If you get pertussis, you are contagious for about 2 weeks after you start coughing. Antibiotics may shorten the time that you are contagious.

What are the symptoms of whooping cough?

The symptoms of pertussis usually start within 5 to 10 days after you are exposed. But sometimes you may not get symptoms until up to 3 weeks later.

Whooping cough usually starts with cold-like symptoms. They may last for 1 to 2 weeks and can include:

The early symptoms in babies can be different. They may only cough a little bit, or they may not cough at all. Babies may have apnea, which means that there is a pause in breathing. They may start to turn blue. If this happens, get medical care for your baby right away.

As whopping cough gets worse, the symptoms may include:

The coughing fits get worse and start happening more often, especially at night.

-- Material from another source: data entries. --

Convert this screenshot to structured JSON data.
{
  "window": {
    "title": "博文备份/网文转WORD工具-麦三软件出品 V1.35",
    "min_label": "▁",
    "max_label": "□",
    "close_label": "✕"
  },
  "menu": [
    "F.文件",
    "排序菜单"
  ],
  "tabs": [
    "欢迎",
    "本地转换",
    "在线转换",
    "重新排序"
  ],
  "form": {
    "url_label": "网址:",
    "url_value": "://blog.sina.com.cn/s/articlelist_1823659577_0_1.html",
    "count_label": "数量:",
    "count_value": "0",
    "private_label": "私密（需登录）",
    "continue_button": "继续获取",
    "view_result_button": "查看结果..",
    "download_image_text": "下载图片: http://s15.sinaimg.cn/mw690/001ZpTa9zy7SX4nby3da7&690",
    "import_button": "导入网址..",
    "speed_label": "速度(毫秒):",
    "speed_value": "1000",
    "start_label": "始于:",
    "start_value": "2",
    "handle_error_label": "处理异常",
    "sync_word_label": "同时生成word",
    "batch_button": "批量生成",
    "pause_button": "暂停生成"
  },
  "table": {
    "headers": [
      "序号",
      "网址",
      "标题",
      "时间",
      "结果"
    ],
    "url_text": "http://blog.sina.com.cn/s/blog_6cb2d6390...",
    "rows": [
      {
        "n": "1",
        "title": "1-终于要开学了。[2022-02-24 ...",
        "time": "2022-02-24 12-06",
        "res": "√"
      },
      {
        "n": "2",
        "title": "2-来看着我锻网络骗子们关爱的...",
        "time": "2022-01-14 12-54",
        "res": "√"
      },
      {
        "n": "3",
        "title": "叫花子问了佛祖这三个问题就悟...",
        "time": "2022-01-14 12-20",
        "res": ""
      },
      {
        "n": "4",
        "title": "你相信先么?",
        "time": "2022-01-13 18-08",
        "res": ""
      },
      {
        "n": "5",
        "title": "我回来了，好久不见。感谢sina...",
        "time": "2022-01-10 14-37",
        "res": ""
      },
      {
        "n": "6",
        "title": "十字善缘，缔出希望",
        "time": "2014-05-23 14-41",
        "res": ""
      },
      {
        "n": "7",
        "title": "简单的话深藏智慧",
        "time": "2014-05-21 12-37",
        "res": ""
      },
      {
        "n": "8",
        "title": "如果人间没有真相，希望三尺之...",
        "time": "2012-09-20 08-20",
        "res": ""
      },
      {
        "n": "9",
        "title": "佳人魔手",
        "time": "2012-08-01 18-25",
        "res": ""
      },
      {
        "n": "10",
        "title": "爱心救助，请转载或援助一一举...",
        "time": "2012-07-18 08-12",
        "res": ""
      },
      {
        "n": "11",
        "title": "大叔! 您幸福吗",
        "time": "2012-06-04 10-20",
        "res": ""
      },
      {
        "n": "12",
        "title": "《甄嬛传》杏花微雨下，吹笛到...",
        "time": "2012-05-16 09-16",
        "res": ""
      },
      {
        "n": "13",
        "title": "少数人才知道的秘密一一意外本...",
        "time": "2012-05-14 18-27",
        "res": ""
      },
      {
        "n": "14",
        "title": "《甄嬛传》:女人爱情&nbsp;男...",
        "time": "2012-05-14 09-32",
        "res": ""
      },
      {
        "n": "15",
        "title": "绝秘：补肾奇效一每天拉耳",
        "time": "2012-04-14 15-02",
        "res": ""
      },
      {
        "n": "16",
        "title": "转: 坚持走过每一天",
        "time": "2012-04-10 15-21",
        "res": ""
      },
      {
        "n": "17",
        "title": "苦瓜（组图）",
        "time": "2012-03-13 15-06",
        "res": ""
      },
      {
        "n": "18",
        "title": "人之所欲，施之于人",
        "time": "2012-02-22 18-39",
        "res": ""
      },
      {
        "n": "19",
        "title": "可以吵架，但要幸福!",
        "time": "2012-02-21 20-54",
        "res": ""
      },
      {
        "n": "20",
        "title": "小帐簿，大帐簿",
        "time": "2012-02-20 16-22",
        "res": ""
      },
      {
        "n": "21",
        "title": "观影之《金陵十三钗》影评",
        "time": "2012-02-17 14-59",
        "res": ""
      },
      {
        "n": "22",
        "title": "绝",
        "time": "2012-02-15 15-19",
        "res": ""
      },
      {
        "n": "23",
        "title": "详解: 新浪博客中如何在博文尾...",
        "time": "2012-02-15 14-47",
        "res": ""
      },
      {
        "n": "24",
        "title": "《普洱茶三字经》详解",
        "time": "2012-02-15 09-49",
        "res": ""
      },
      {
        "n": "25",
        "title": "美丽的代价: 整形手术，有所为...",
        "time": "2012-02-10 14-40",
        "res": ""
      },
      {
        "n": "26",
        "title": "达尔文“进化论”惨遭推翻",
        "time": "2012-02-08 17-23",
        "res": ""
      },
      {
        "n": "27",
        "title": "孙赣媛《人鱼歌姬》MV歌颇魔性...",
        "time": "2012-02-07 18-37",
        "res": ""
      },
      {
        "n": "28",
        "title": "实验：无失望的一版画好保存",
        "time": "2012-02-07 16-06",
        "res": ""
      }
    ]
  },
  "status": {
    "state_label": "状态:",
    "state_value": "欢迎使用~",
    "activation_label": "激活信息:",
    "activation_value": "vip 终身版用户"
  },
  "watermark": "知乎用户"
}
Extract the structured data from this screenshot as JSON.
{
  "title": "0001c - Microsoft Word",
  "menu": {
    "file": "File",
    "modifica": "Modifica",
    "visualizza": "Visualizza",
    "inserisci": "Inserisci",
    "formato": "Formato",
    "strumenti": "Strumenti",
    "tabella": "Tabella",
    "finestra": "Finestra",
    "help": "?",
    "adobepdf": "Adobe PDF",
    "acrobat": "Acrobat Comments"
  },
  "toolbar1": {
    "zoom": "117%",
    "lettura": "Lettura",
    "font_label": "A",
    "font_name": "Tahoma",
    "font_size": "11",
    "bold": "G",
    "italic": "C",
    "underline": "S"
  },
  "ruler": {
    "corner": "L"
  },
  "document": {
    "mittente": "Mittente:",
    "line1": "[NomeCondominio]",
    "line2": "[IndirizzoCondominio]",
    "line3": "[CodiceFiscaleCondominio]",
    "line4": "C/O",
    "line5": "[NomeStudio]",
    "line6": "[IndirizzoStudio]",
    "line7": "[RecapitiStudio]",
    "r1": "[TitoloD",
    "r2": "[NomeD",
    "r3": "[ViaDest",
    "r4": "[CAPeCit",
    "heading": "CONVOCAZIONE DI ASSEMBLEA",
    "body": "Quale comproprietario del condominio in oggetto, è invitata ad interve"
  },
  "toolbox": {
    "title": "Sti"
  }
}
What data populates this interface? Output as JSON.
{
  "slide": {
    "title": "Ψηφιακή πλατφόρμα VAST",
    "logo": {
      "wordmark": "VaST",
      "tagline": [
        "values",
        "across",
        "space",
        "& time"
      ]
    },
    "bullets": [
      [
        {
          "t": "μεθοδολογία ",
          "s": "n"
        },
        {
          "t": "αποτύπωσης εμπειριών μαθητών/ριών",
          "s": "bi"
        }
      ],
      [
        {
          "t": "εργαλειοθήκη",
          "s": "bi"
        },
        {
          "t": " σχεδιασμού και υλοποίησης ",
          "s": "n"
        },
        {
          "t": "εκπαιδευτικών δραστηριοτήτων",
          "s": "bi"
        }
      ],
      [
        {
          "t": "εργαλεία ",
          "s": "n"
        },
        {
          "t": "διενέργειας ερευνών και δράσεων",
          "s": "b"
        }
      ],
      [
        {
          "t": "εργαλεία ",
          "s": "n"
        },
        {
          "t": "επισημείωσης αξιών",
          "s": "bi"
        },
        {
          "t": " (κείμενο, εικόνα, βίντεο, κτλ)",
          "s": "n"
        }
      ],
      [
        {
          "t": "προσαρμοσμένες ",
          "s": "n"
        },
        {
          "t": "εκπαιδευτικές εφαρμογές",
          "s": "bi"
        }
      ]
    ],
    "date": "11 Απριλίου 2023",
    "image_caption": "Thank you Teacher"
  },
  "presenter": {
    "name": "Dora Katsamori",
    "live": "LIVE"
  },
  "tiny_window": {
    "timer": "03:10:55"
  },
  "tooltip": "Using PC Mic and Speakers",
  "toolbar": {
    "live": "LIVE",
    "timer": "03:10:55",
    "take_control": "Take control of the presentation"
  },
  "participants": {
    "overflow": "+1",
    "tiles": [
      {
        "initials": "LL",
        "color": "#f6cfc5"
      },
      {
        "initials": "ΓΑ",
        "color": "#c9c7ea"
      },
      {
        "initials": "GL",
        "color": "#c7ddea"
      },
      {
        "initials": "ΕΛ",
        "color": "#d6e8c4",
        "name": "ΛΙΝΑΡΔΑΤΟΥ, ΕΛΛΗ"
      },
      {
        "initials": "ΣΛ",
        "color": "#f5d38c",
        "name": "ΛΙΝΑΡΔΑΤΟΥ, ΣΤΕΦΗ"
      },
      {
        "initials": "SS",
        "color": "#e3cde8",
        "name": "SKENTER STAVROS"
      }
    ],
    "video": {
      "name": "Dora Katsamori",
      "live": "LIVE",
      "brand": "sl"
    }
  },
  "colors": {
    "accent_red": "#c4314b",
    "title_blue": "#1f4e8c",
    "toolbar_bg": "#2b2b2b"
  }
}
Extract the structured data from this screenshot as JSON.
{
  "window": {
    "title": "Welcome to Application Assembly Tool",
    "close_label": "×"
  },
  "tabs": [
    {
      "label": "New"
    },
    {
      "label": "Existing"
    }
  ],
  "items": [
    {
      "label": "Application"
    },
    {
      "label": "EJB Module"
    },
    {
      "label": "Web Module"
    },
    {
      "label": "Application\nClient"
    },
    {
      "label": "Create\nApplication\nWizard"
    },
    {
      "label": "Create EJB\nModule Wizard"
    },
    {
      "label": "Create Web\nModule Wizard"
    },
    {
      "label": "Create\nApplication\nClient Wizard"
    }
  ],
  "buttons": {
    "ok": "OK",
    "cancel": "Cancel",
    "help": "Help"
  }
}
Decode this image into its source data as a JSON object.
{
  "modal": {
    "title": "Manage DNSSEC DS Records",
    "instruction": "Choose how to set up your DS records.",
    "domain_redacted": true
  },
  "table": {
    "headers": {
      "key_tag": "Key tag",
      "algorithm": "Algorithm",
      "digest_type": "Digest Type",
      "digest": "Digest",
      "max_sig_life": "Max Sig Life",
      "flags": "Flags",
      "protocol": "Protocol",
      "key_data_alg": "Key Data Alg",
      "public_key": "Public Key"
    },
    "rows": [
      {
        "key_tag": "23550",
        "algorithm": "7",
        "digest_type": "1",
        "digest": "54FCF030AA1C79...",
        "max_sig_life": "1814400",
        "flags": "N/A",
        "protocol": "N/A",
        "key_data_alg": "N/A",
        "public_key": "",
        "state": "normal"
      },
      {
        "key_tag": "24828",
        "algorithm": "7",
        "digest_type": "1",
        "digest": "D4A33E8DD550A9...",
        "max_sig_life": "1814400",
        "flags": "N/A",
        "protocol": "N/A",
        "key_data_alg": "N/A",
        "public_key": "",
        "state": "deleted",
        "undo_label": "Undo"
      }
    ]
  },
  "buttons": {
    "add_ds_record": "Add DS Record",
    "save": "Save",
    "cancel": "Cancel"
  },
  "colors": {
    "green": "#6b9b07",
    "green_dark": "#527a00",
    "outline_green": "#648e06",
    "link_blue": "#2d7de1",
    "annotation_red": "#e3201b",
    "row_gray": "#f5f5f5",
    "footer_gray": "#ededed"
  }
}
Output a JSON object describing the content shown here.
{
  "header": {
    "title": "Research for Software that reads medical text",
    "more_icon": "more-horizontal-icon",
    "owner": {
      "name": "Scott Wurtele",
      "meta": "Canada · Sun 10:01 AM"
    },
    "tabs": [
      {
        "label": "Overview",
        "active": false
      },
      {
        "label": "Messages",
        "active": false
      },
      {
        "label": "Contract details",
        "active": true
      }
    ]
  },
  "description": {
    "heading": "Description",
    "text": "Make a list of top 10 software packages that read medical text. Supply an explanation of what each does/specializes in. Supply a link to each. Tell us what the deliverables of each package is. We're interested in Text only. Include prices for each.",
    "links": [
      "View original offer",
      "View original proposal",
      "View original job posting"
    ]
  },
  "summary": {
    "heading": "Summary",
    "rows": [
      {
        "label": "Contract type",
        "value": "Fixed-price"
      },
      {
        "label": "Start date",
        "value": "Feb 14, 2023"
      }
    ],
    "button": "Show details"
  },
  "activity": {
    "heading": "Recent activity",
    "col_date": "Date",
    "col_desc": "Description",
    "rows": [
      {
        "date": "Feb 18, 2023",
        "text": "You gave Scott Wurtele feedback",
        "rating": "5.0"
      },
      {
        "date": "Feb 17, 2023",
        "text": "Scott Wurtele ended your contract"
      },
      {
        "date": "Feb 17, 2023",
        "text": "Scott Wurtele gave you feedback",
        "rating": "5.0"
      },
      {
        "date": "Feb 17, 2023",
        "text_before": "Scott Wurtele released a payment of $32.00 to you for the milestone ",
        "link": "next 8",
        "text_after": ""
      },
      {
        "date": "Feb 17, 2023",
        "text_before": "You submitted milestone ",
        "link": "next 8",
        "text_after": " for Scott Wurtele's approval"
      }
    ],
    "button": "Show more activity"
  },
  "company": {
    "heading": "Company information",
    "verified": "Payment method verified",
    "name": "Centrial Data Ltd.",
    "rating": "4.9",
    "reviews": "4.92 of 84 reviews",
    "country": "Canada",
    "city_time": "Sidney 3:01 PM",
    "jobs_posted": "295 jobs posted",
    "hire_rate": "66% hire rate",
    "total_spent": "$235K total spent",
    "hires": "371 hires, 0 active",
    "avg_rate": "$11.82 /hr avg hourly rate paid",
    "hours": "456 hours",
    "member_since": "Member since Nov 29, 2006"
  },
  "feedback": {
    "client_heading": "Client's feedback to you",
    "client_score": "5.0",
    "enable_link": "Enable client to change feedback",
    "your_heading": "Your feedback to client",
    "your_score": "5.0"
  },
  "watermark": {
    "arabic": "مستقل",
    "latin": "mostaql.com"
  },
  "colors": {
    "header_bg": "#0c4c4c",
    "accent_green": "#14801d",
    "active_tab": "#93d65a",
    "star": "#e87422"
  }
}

You may have them for up to 10 weeks or more.

Recovery from this can happen slowly. Your cough gets milder and happens less often. The coughing fits can come back if you have another respiratory infection, even months after you first got whooping cough.

How is whooping cough diagnosed?

Your health care provider may use many tools to diagnose whooping cough:

What are the treatments for whooping cough?

The treatment for whooping cough is usually antibiotics. Early treatment is very important. It may make your infection less serious and can also help prevent spreading the disease to others.

Treatment after you have been sick for 3 weeks or longer may not help. The bacteria are gone from your body by then, even though you usually still have symptoms. This is because the bacteria have already done damage to your body.

Whooping cough can sometimes be very serious and require treatment in the hospital.

Can whooping cough be prevented?

Vaccines are the best way to prevent whooping cough. There are two vaccines in the United States that can help prevent whooping cough: DTaP and Tdap. These vaccines also provide protection against tetanus and diphtheria.

Babies and other people at high risk serious disease should be kept away from people who have whooping cough.

Sometimes health care providers give antibiotics to family members of people who have had whooping cough or people who have been exposed to it. The antibiotics may prevent them from getting the disease.

You may also help prevent the spread of whooping cough (and other respiratory diseases) by:

Centers for Disease Control and Prevention


[Learn More in MedlinePlus]

Code History